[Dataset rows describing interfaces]
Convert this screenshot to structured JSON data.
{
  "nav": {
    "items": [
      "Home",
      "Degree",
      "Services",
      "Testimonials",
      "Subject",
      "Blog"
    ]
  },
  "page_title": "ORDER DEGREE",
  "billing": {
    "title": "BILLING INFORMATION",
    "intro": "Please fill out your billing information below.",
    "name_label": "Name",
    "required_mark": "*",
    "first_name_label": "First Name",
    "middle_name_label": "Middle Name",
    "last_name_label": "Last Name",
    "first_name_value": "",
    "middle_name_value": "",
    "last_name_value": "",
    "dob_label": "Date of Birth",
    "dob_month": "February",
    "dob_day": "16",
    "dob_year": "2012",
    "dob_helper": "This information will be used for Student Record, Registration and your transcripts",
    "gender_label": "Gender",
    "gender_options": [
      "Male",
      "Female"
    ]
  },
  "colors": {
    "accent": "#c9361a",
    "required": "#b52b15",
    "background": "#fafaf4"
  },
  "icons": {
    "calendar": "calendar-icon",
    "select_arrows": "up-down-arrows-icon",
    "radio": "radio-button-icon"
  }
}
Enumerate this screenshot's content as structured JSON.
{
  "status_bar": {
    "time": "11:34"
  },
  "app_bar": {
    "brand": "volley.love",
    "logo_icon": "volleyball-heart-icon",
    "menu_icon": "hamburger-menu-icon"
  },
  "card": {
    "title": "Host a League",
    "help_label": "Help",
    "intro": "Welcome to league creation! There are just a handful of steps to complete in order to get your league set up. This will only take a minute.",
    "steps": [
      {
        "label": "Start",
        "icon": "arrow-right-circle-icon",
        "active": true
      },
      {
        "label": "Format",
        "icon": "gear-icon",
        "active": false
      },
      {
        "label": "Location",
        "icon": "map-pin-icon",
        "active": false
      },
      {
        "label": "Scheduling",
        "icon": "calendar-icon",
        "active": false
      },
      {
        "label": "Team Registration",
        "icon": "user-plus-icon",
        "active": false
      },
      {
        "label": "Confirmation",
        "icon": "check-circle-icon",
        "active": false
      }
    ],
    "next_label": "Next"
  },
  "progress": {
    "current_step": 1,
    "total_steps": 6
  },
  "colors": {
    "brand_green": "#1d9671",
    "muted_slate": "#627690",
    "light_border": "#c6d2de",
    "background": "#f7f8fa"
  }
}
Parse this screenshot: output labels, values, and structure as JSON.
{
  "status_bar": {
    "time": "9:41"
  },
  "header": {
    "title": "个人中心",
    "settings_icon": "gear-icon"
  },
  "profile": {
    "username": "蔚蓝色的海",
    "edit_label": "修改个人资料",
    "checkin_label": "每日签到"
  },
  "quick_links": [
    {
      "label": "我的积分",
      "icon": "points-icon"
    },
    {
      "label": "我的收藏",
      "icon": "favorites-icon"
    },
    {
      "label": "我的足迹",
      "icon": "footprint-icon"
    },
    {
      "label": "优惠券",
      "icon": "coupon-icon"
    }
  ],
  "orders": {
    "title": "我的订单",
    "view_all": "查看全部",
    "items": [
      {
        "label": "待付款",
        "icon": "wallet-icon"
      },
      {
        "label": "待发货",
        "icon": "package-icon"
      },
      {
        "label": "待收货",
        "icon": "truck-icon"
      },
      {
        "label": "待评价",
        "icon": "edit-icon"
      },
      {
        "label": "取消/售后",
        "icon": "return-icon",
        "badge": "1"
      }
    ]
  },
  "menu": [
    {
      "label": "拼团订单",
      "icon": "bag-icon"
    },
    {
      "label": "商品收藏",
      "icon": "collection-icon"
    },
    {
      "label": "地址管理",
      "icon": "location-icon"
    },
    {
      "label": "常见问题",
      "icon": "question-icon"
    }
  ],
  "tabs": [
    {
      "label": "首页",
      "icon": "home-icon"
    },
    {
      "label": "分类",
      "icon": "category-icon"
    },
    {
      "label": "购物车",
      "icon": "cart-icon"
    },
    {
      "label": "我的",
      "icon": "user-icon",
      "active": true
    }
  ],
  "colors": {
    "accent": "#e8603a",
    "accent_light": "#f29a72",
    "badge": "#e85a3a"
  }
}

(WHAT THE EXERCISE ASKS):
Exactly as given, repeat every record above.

(YOUR RESPONSE):
Convert this screenshot to structured JSON data.
{
  "nav": {
    "items": [
      "Home",
      "Degree",
      "Services",
      "Testimonials",
      "Subject",
      "Blog"
    ]
  },
  "page_title": "ORDER DEGREE",
  "billing": {
    "title": "BILLING INFORMATION",
    "intro": "Please fill out your billing information below.",
    "name_label": "Name",
    "required_mark": "*",
    "first_name_label": "First Name",
    "middle_name_label": "Middle Name",
    "last_name_label": "Last Name",
    "first_name_value": "",
    "middle_name_value": "",
    "last_name_value": "",
    "dob_label": "Date of Birth",
    "dob_month": "February",
    "dob_day": "16",
    "dob_year": "2012",
    "dob_helper": "This information will be used for Student Record, Registration and your transcripts",
    "gender_label": "Gender",
    "gender_options": [
      "Male",
      "Female"
    ]
  },
  "colors": {
    "accent": "#c9361a",
    "required": "#b52b15",
    "background": "#fafaf4"
  },
  "icons": {
    "calendar": "calendar-icon",
    "select_arrows": "up-down-arrows-icon",
    "radio": "radio-button-icon"
  }
}
Enumerate this screenshot's content as structured JSON.
{
  "status_bar": {
    "time": "11:34"
  },
  "app_bar": {
    "brand": "volley.love",
    "logo_icon": "volleyball-heart-icon",
    "menu_icon": "hamburger-menu-icon"
  },
  "card": {
    "title": "Host a League",
    "help_label": "Help",
    "intro": "Welcome to league creation! There are just a handful of steps to complete in order to get your league set up. This will only take a minute.",
    "steps": [
      {
        "label": "Start",
        "icon": "arrow-right-circle-icon",
        "active": true
      },
      {
        "label": "Format",
        "icon": "gear-icon",
        "active": false
      },
      {
        "label": "Location",
        "icon": "map-pin-icon",
        "active": false
      },
      {
        "label": "Scheduling",
        "icon": "calendar-icon",
        "active": false
      },
      {
        "label": "Team Registration",
        "icon": "user-plus-icon",
        "active": false
      },
      {
        "label": "Confirmation",
        "icon": "check-circle-icon",
        "active": false
      }
    ],
    "next_label": "Next"
  },
  "progress": {
    "current_step": 1,
    "total_steps": 6
  },
  "colors": {
    "brand_green": "#1d9671",
    "muted_slate": "#627690",
    "light_border": "#c6d2de",
    "background": "#f7f8fa"
  }
}
Parse this screenshot: output labels, values, and structure as JSON.
{
  "status_bar": {
    "time": "9:41"
  },
  "header": {
    "title": "个人中心",
    "settings_icon": "gear-icon"
  },
  "profile": {
    "username": "蔚蓝色的海",
    "edit_label": "修改个人资料",
    "checkin_label": "每日签到"
  },
  "quick_links": [
    {
      "label": "我的积分",
      "icon": "points-icon"
    },
    {
      "label": "我的收藏",
      "icon": "favorites-icon"
    },
    {
      "label": "我的足迹",
      "icon": "footprint-icon"
    },
    {
      "label": "优惠券",
      "icon": "coupon-icon"
    }
  ],
  "orders": {
    "title": "我的订单",
    "view_all": "查看全部",
    "items": [
      {
        "label": "待付款",
        "icon": "wallet-icon"
      },
      {
        "label": "待发货",
        "icon": "package-icon"
      },
      {
        "label": "待收货",
        "icon": "truck-icon"
      },
      {
        "label": "待评价",
        "icon": "edit-icon"
      },
      {
        "label": "取消/售后",
        "icon": "return-icon",
        "badge": "1"
      }
    ]
  },
  "menu": [
    {
      "label": "拼团订单",
      "icon": "bag-icon"
    },
    {
      "label": "商品收藏",
      "icon": "collection-icon"
    },
    {
      "label": "地址管理",
      "icon": "location-icon"
    },
    {
      "label": "常见问题",
      "icon": "question-icon"
    }
  ],
  "tabs": [
    {
      "label": "首页",
      "icon": "home-icon"
    },
    {
      "label": "分类",
      "icon": "category-icon"
    },
    {
      "label": "购物车",
      "icon": "cart-icon"
    },
    {
      "label": "我的",
      "icon": "user-icon",
      "active": true
    }
  ],
  "colors": {
    "accent": "#e8603a",
    "accent_light": "#f29a72",
    "badge": "#e85a3a"
  }
}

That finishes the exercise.